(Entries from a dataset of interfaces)
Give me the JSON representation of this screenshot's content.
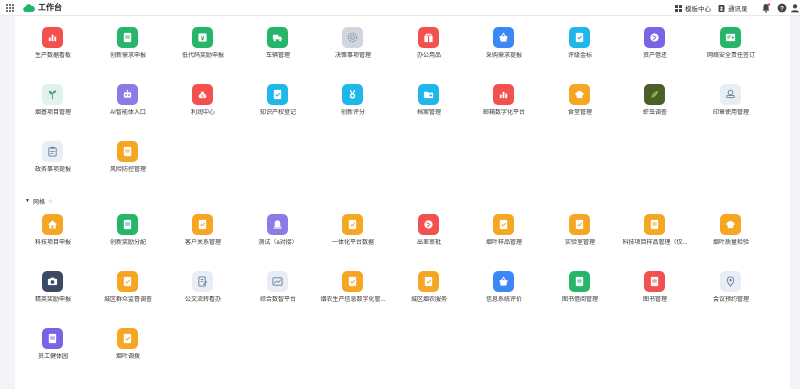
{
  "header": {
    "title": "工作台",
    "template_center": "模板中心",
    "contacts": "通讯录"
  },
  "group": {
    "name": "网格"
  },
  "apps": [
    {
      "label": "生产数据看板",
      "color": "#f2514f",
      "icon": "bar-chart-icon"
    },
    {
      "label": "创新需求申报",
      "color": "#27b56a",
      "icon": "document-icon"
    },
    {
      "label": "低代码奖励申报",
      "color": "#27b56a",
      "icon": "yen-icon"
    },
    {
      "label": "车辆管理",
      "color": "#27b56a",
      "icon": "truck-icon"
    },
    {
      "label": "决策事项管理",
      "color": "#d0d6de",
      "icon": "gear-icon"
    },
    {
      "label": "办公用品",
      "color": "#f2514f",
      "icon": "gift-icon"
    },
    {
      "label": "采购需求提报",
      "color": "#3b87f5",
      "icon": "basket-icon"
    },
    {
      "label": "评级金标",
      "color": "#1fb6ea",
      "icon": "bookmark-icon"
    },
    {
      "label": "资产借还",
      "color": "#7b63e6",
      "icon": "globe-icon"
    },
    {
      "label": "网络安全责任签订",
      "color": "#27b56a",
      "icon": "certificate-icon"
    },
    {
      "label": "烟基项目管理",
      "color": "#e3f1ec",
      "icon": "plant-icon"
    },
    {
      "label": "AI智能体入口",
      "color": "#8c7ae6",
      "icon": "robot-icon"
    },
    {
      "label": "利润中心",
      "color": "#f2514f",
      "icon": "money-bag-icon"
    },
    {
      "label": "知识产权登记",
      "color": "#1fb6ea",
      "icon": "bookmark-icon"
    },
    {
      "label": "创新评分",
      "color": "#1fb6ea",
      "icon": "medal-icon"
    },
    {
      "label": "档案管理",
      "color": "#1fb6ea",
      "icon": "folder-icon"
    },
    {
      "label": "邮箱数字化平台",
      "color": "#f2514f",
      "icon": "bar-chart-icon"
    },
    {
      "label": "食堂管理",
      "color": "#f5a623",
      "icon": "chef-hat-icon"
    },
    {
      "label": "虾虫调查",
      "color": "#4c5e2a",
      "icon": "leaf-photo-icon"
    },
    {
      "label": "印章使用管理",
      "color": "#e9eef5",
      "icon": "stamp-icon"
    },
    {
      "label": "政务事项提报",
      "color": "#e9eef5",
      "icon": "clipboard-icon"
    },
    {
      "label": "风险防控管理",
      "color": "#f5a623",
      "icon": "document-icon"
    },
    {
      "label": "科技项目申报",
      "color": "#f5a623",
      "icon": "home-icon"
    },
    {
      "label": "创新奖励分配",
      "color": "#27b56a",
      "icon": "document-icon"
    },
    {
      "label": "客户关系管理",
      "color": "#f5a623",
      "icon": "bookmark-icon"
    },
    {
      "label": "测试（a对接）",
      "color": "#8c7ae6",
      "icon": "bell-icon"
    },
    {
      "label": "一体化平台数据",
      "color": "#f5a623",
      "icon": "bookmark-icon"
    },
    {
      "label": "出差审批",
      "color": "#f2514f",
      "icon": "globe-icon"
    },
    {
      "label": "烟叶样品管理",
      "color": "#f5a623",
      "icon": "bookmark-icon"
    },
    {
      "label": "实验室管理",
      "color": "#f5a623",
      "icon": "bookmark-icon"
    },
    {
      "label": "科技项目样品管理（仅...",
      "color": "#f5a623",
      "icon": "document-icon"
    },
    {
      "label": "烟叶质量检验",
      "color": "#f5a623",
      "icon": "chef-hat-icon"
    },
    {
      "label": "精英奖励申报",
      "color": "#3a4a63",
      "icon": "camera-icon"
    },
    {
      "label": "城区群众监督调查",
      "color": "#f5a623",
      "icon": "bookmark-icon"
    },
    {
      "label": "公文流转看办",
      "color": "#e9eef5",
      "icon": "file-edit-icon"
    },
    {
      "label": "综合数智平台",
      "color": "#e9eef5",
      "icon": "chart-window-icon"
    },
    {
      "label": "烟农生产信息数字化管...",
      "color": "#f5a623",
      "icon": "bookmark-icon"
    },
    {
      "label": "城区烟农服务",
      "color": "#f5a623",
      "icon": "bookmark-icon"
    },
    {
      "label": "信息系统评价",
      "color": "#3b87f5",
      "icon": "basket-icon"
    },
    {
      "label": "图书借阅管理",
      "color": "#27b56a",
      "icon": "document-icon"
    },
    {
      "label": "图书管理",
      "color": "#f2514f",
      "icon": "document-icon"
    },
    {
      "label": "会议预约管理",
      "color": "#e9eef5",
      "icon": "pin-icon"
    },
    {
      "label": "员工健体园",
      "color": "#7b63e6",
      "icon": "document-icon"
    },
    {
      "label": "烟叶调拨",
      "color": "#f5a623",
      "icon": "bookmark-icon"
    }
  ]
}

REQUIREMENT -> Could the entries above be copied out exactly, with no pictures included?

THE COMPLETED TASK ->
Give me the JSON representation of this screenshot's content.
{
  "header": {
    "title": "工作台",
    "template_center": "模板中心",
    "contacts": "通讯录"
  },
  "group": {
    "name": "网格"
  },
  "apps": [
    {
      "label": "生产数据看板",
      "color": "#f2514f",
      "icon": "bar-chart-icon"
    },
    {
      "label": "创新需求申报",
      "color": "#27b56a",
      "icon": "document-icon"
    },
    {
      "label": "低代码奖励申报",
      "color": "#27b56a",
      "icon": "yen-icon"
    },
    {
      "label": "车辆管理",
      "color": "#27b56a",
      "icon": "truck-icon"
    },
    {
      "label": "决策事项管理",
      "color": "#d0d6de",
      "icon": "gear-icon"
    },
    {
      "label": "办公用品",
      "color": "#f2514f",
      "icon": "gift-icon"
    },
    {
      "label": "采购需求提报",
      "color": "#3b87f5",
      "icon": "basket-icon"
    },
    {
      "label": "评级金标",
      "color": "#1fb6ea",
      "icon": "bookmark-icon"
    },
    {
      "label": "资产借还",
      "color": "#7b63e6",
      "icon": "globe-icon"
    },
    {
      "label": "网络安全责任签订",
      "color": "#27b56a",
      "icon": "certificate-icon"
    },
    {
      "label": "烟基项目管理",
      "color": "#e3f1ec",
      "icon": "plant-icon"
    },
    {
      "label": "AI智能体入口",
      "color": "#8c7ae6",
      "icon": "robot-icon"
    },
    {
      "label": "利润中心",
      "color": "#f2514f",
      "icon": "money-bag-icon"
    },
    {
      "label": "知识产权登记",
      "color": "#1fb6ea",
      "icon": "bookmark-icon"
    },
    {
      "label": "创新评分",
      "color": "#1fb6ea",
      "icon": "medal-icon"
    },
    {
      "label": "档案管理",
      "color": "#1fb6ea",
      "icon": "folder-icon"
    },
    {
      "label": "邮箱数字化平台",
      "color": "#f2514f",
      "icon": "bar-chart-icon"
    },
    {
      "label": "食堂管理",
      "color": "#f5a623",
      "icon": "chef-hat-icon"
    },
    {
      "label": "虾虫调查",
      "color": "#4c5e2a",
      "icon": "leaf-photo-icon"
    },
    {
      "label": "印章使用管理",
      "color": "#e9eef5",
      "icon": "stamp-icon"
    },
    {
      "label": "政务事项提报",
      "color": "#e9eef5",
      "icon": "clipboard-icon"
    },
    {
      "label": "风险防控管理",
      "color": "#f5a623",
      "icon": "document-icon"
    },
    {
      "label": "科技项目申报",
      "color": "#f5a623",
      "icon": "home-icon"
    },
    {
      "label": "创新奖励分配",
      "color": "#27b56a",
      "icon": "document-icon"
    },
    {
      "label": "客户关系管理",
      "color": "#f5a623",
      "icon": "bookmark-icon"
    },
    {
      "label": "测试（a对接）",
      "color": "#8c7ae6",
      "icon": "bell-icon"
    },
    {
      "label": "一体化平台数据",
      "color": "#f5a623",
      "icon": "bookmark-icon"
    },
    {
      "label": "出差审批",
      "color": "#f2514f",
      "icon": "globe-icon"
    },
    {
      "label": "烟叶样品管理",
      "color": "#f5a623",
      "icon": "bookmark-icon"
    },
    {
      "label": "实验室管理",
      "color": "#f5a623",
      "icon": "bookmark-icon"
    },
    {
      "label": "科技项目样品管理（仅...",
      "color": "#f5a623",
      "icon": "document-icon"
    },
    {
      "label": "烟叶质量检验",
      "color": "#f5a623",
      "icon": "chef-hat-icon"
    },
    {
      "label": "精英奖励申报",
      "color": "#3a4a63",
      "icon": "camera-icon"
    },
    {
      "label": "城区群众监督调查",
      "color": "#f5a623",
      "icon": "bookmark-icon"
    },
    {
      "label": "公文流转看办",
      "color": "#e9eef5",
      "icon": "file-edit-icon"
    },
    {
      "label": "综合数智平台",
      "color": "#e9eef5",
      "icon": "chart-window-icon"
    },
    {
      "label": "烟农生产信息数字化管...",
      "color": "#f5a623",
      "icon": "bookmark-icon"
    },
    {
      "label": "城区烟农服务",
      "color": "#f5a623",
      "icon": "bookmark-icon"
    },
    {
      "label": "信息系统评价",
      "color": "#3b87f5",
      "icon": "basket-icon"
    },
    {
      "label": "图书借阅管理",
      "color": "#27b56a",
      "icon": "document-icon"
    },
    {
      "label": "图书管理",
      "color": "#f2514f",
      "icon": "document-icon"
    },
    {
      "label": "会议预约管理",
      "color": "#e9eef5",
      "icon": "pin-icon"
    },
    {
      "label": "员工健体园",
      "color": "#7b63e6",
      "icon": "document-icon"
    },
    {
      "label": "烟叶调拨",
      "color": "#f5a623",
      "icon": "bookmark-icon"
    }
  ]
}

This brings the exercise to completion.